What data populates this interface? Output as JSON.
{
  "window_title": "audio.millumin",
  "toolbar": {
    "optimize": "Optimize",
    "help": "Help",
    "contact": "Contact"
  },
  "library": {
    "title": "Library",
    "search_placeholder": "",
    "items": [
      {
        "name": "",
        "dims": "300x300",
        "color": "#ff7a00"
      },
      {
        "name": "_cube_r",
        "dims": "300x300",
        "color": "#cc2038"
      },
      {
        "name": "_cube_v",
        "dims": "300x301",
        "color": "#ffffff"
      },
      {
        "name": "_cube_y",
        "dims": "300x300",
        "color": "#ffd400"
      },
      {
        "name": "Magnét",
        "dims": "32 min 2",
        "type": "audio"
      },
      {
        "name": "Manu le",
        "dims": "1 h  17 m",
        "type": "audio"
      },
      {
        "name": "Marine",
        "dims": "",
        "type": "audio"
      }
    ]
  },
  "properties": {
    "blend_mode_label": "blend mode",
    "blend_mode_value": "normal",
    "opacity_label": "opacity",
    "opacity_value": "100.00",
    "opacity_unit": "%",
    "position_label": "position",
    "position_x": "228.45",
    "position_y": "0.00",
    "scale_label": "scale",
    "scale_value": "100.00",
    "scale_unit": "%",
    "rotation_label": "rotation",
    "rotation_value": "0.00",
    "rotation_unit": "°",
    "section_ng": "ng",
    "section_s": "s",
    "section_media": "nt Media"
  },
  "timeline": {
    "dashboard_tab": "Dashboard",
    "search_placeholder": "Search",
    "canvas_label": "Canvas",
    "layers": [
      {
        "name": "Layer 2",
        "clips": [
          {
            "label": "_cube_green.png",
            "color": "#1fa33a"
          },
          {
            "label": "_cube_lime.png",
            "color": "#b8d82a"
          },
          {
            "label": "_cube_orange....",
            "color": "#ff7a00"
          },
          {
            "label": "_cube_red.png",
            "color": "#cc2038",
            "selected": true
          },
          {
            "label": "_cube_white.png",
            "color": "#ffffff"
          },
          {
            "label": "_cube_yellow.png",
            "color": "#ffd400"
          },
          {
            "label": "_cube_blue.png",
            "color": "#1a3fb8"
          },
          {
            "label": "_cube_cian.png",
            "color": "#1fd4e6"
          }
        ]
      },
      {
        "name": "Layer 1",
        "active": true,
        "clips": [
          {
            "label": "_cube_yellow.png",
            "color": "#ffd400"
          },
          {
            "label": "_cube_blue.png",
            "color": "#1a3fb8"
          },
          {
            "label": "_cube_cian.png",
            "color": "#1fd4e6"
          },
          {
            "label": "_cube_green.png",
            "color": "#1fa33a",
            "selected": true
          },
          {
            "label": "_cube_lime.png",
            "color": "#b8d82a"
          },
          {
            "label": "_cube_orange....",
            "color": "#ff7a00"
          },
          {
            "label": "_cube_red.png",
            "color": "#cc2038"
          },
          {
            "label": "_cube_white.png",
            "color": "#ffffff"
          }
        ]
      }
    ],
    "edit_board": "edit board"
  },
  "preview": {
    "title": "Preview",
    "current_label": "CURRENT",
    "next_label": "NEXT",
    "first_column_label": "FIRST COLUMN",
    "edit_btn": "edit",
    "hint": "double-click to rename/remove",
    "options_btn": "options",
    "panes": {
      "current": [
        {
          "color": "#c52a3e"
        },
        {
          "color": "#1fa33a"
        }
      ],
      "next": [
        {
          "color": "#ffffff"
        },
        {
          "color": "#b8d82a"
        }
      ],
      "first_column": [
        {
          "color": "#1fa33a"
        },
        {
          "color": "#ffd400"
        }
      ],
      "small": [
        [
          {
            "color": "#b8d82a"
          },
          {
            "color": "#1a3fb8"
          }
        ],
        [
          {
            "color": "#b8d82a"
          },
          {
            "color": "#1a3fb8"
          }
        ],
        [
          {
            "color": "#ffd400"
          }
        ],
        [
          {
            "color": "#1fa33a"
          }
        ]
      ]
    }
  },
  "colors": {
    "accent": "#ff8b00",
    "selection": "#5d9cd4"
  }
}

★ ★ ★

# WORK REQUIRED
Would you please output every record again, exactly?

# SOLUTION TO THE EXERCISE
What data populates this interface? Output as JSON.
{
  "window_title": "audio.millumin",
  "toolbar": {
    "optimize": "Optimize",
    "help": "Help",
    "contact": "Contact"
  },
  "library": {
    "title": "Library",
    "search_placeholder": "",
    "items": [
      {
        "name": "",
        "dims": "300x300",
        "color": "#ff7a00"
      },
      {
        "name": "_cube_r",
        "dims": "300x300",
        "color": "#cc2038"
      },
      {
        "name": "_cube_v",
        "dims": "300x301",
        "color": "#ffffff"
      },
      {
        "name": "_cube_y",
        "dims": "300x300",
        "color": "#ffd400"
      },
      {
        "name": "Magnét",
        "dims": "32 min 2",
        "type": "audio"
      },
      {
        "name": "Manu le",
        "dims": "1 h  17 m",
        "type": "audio"
      },
      {
        "name": "Marine",
        "dims": "",
        "type": "audio"
      }
    ]
  },
  "properties": {
    "blend_mode_label": "blend mode",
    "blend_mode_value": "normal",
    "opacity_label": "opacity",
    "opacity_value": "100.00",
    "opacity_unit": "%",
    "position_label": "position",
    "position_x": "228.45",
    "position_y": "0.00",
    "scale_label": "scale",
    "scale_value": "100.00",
    "scale_unit": "%",
    "rotation_label": "rotation",
    "rotation_value": "0.00",
    "rotation_unit": "°",
    "section_ng": "ng",
    "section_s": "s",
    "section_media": "nt Media"
  },
  "timeline": {
    "dashboard_tab": "Dashboard",
    "search_placeholder": "Search",
    "canvas_label": "Canvas",
    "layers": [
      {
        "name": "Layer 2",
        "clips": [
          {
            "label": "_cube_green.png",
            "color": "#1fa33a"
          },
          {
            "label": "_cube_lime.png",
            "color": "#b8d82a"
          },
          {
            "label": "_cube_orange....",
            "color": "#ff7a00"
          },
          {
            "label": "_cube_red.png",
            "color": "#cc2038",
            "selected": true
          },
          {
            "label": "_cube_white.png",
            "color": "#ffffff"
          },
          {
            "label": "_cube_yellow.png",
            "color": "#ffd400"
          },
          {
            "label": "_cube_blue.png",
            "color": "#1a3fb8"
          },
          {
            "label": "_cube_cian.png",
            "color": "#1fd4e6"
          }
        ]
      },
      {
        "name": "Layer 1",
        "active": true,
        "clips": [
          {
            "label": "_cube_yellow.png",
            "color": "#ffd400"
          },
          {
            "label": "_cube_blue.png",
            "color": "#1a3fb8"
          },
          {
            "label": "_cube_cian.png",
            "color": "#1fd4e6"
          },
          {
            "label": "_cube_green.png",
            "color": "#1fa33a",
            "selected": true
          },
          {
            "label": "_cube_lime.png",
            "color": "#b8d82a"
          },
          {
            "label": "_cube_orange....",
            "color": "#ff7a00"
          },
          {
            "label": "_cube_red.png",
            "color": "#cc2038"
          },
          {
            "label": "_cube_white.png",
            "color": "#ffffff"
          }
        ]
      }
    ],
    "edit_board": "edit board"
  },
  "preview": {
    "title": "Preview",
    "current_label": "CURRENT",
    "next_label": "NEXT",
    "first_column_label": "FIRST COLUMN",
    "edit_btn": "edit",
    "hint": "double-click to rename/remove",
    "options_btn": "options",
    "panes": {
      "current": [
        {
          "color": "#c52a3e"
        },
        {
          "color": "#1fa33a"
        }
      ],
      "next": [
        {
          "color": "#ffffff"
        },
        {
          "color": "#b8d82a"
        }
      ],
      "first_column": [
        {
          "color": "#1fa33a"
        },
        {
          "color": "#ffd400"
        }
      ],
      "small": [
        [
          {
            "color": "#b8d82a"
          },
          {
            "color": "#1a3fb8"
          }
        ],
        [
          {
            "color": "#b8d82a"
          },
          {
            "color": "#1a3fb8"
          }
        ],
        [
          {
            "color": "#ffd400"
          }
        ],
        [
          {
            "color": "#1fa33a"
          }
        ]
      ]
    }
  },
  "colors": {
    "accent": "#ff8b00",
    "selection": "#5d9cd4"
  }
}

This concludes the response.